Being an expat is a special type of lifestyle. You live a particular way that you wouldn’t in your home country and that soon becomes the norm. The way you think and approach situations are different and you tend to adjust to whatever the laws of the land are. At first, it is weird and is no doubt hard to adjust. The way culture shock works is that it hits you in stages.

Stage 1: Honeymoon Phase: You love everything and how different it is. This lasts up to 6 months.

Stage 2: Irritability and Hostility: All the subtle cultural differences start to get to you. “Why do they do this? Why do they say that? At home, we do it like this”. In my experience, this will go on for another 6 months before you enter the next stage.

Stage 3: Gradual Adjustment: Everything starts to settle and make sense. You begin to understand where your place is.

Stage 4: Adaptation and Biculturalism: You feel totally normal and nearly integrated. For me, this is where I could use Korean in nearly any situation I needed it, I could read the social and cultural cues better and get with the program. I assimilated, being able to be a part of one culture and still acknowledge mine.

I struggled a bit here because now I had to balance between being a West Indian-Canadian in Korea. Tri-Cultural? More on that another time. 

Finally, Stage 5: Re-entry shock: Reverse culture shock is a bitch and that is what this article was meant to be about. me returning to Toronto and readjusting. I changed a lot. The way I think, the way I respond and behave in social situations. I was still me, but different.


Certain things did not matter to me as much as they did before, but they still did to a lot of my friends. My social circle as an expat was a very different vibe than my social circle in Toronto and especially so amongst my West Indian circle. In comes that awkward feeling (As if I wasn’t awkward enough, to begin with).
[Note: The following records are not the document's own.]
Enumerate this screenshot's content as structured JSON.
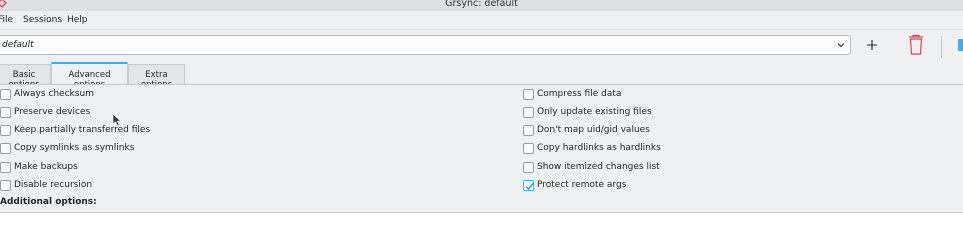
{
  "window": {
    "title": "Grsync: default"
  },
  "menu": [
    "File",
    "Sessions",
    "Help"
  ],
  "session": {
    "value": "default"
  },
  "toolbar_icons": [
    "plus-icon",
    "trash-icon",
    "extra-icon"
  ],
  "tabs": [
    {
      "label": "Basic options",
      "active": false
    },
    {
      "label": "Advanced options",
      "active": true
    },
    {
      "label": "Extra options",
      "active": false
    }
  ],
  "options_left": [
    {
      "label": "Always checksum",
      "checked": false
    },
    {
      "label": "Preserve devices",
      "checked": false
    },
    {
      "label": "Keep partially transferred files",
      "checked": false
    },
    {
      "label": "Copy symlinks as symlinks",
      "checked": false
    },
    {
      "label": "Make backups",
      "checked": false
    },
    {
      "label": "Disable recursion",
      "checked": false
    }
  ],
  "options_right": [
    {
      "label": "Compress file data",
      "checked": false
    },
    {
      "label": "Only update existing files",
      "checked": false
    },
    {
      "label": "Don't map uid/gid values",
      "checked": false
    },
    {
      "label": "Copy hardlinks as hardlinks",
      "checked": false
    },
    {
      "label": "Show itemized changes list",
      "checked": false
    },
    {
      "label": "Protect remote args",
      "checked": true
    }
  ],
  "additional_options_label": "Additional options:",
  "colors": {
    "accent": "#3daee9",
    "trash": "#da4453",
    "background": "#eff0f1"
  }
}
I found myself interested in only certain conversations, small talk isn’t my thing either. Even though you know this, experiencing it really resonates. When you leave home to go abroad, life doesn’t really pause and wait for you. I missed a lot of pivotal moments in my friends and family’s lives. I was not a part of their growth and they were not part of mine as much as I thought. It is not that we grew apart, but just like I had to re-learn my way around the city, I had to re-learn my friends and family. 3 years is a long time to be away. Even with Facebook and Instagram, there is a lot that isn’t shared. Take the time difference into account, it is pretty difficult to stay in touch. Broad stroking, many people who do not make an effort to assimilate to the new culture they are living in usually are stuck in the irritation and hostility stage of culture shock and yearn to go back home and the re-entry stage is much easier. Those are the ones who do experience a new way of life, but not as deeply. Instead, they would put the extra time on Skype and are missing home a lot more and so are closer in touch with their life back home.
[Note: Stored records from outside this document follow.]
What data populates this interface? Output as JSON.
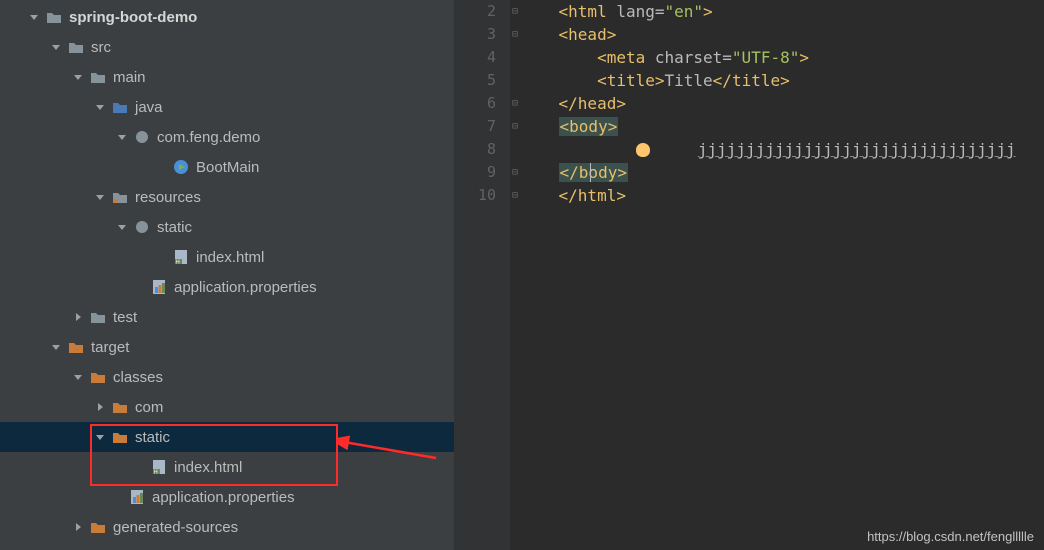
{
  "tree": [
    {
      "indent": 28,
      "chev": "down",
      "icon": "folder-dark",
      "label": "spring-boot-demo",
      "bold": true,
      "selected": false
    },
    {
      "indent": 50,
      "chev": "down",
      "icon": "folder-dark",
      "label": "src",
      "bold": false,
      "selected": false
    },
    {
      "indent": 72,
      "chev": "down",
      "icon": "folder-dark",
      "label": "main",
      "bold": false,
      "selected": false
    },
    {
      "indent": 94,
      "chev": "down",
      "icon": "folder-src",
      "label": "java",
      "bold": false,
      "selected": false
    },
    {
      "indent": 116,
      "chev": "down",
      "icon": "package",
      "label": "com.feng.demo",
      "bold": false,
      "selected": false
    },
    {
      "indent": 155,
      "chev": "none",
      "icon": "class-run",
      "label": "BootMain",
      "bold": false,
      "selected": false
    },
    {
      "indent": 94,
      "chev": "down",
      "icon": "folder-res",
      "label": "resources",
      "bold": false,
      "selected": false
    },
    {
      "indent": 116,
      "chev": "down",
      "icon": "package",
      "label": "static",
      "bold": false,
      "selected": false
    },
    {
      "indent": 155,
      "chev": "none",
      "icon": "html-file",
      "label": "index.html",
      "bold": false,
      "selected": false
    },
    {
      "indent": 133,
      "chev": "none",
      "icon": "props-file",
      "label": "application.properties",
      "bold": false,
      "selected": false
    },
    {
      "indent": 72,
      "chev": "right",
      "icon": "folder-dark",
      "label": "test",
      "bold": false,
      "selected": false
    },
    {
      "indent": 50,
      "chev": "down",
      "icon": "folder-orange",
      "label": "target",
      "bold": false,
      "selected": false
    },
    {
      "indent": 72,
      "chev": "down",
      "icon": "folder-orange",
      "label": "classes",
      "bold": false,
      "selected": false
    },
    {
      "indent": 94,
      "chev": "right",
      "icon": "folder-orange",
      "label": "com",
      "bold": false,
      "selected": false
    },
    {
      "indent": 94,
      "chev": "down",
      "icon": "folder-orange",
      "label": "static",
      "bold": false,
      "selected": true
    },
    {
      "indent": 133,
      "chev": "none",
      "icon": "html-file",
      "label": "index.html",
      "bold": false,
      "selected": false
    },
    {
      "indent": 111,
      "chev": "none",
      "icon": "props-file",
      "label": "application.properties",
      "bold": false,
      "selected": false
    },
    {
      "indent": 72,
      "chev": "right",
      "icon": "folder-orange",
      "label": "generated-sources",
      "bold": false,
      "selected": false
    }
  ],
  "gutter": [
    "2",
    "3",
    "4",
    "5",
    "6",
    "7",
    "8",
    "9",
    "10"
  ],
  "code": {
    "l2": {
      "ind": "    ",
      "tag_o": "<html ",
      "attr": "lang=",
      "val": "\"en\"",
      "tag_c": ">"
    },
    "l3": {
      "ind": "    ",
      "tag": "<head>"
    },
    "l4": {
      "ind": "        ",
      "tag_o": "<meta ",
      "attr": "charset=",
      "val": "\"UTF-8\"",
      "tag_c": ">"
    },
    "l5": {
      "ind": "        ",
      "open": "<title>",
      "text": "Title",
      "close": "</title>"
    },
    "l6": {
      "ind": "    ",
      "tag": "</head>"
    },
    "l7": {
      "ind": "    ",
      "tag": "<body>"
    },
    "l8": {
      "ind": "            ",
      "text": "jjjjjjjjjjjjjjjjjjjjjjjjjjjjjjjjj"
    },
    "l9": {
      "ind": "    ",
      "tag": "</body>"
    },
    "l10": {
      "ind": "    ",
      "tag": "</html>"
    }
  },
  "watermark": "https://blog.csdn.net/fengllllle"
}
So, after two months, I think I’m finally getting out of the reverse culture shock and am used to being back home again. Some things are still difficult to deal with but with time I won’t feel like such an alien. But in today’s world where mobility will soon be seen as a way to survive, I think it is something we all need to learn to cope with.

Now enjoy this photo of me sitting awkwardly somewhere in Seoul 🙂

Sitting Awkwardly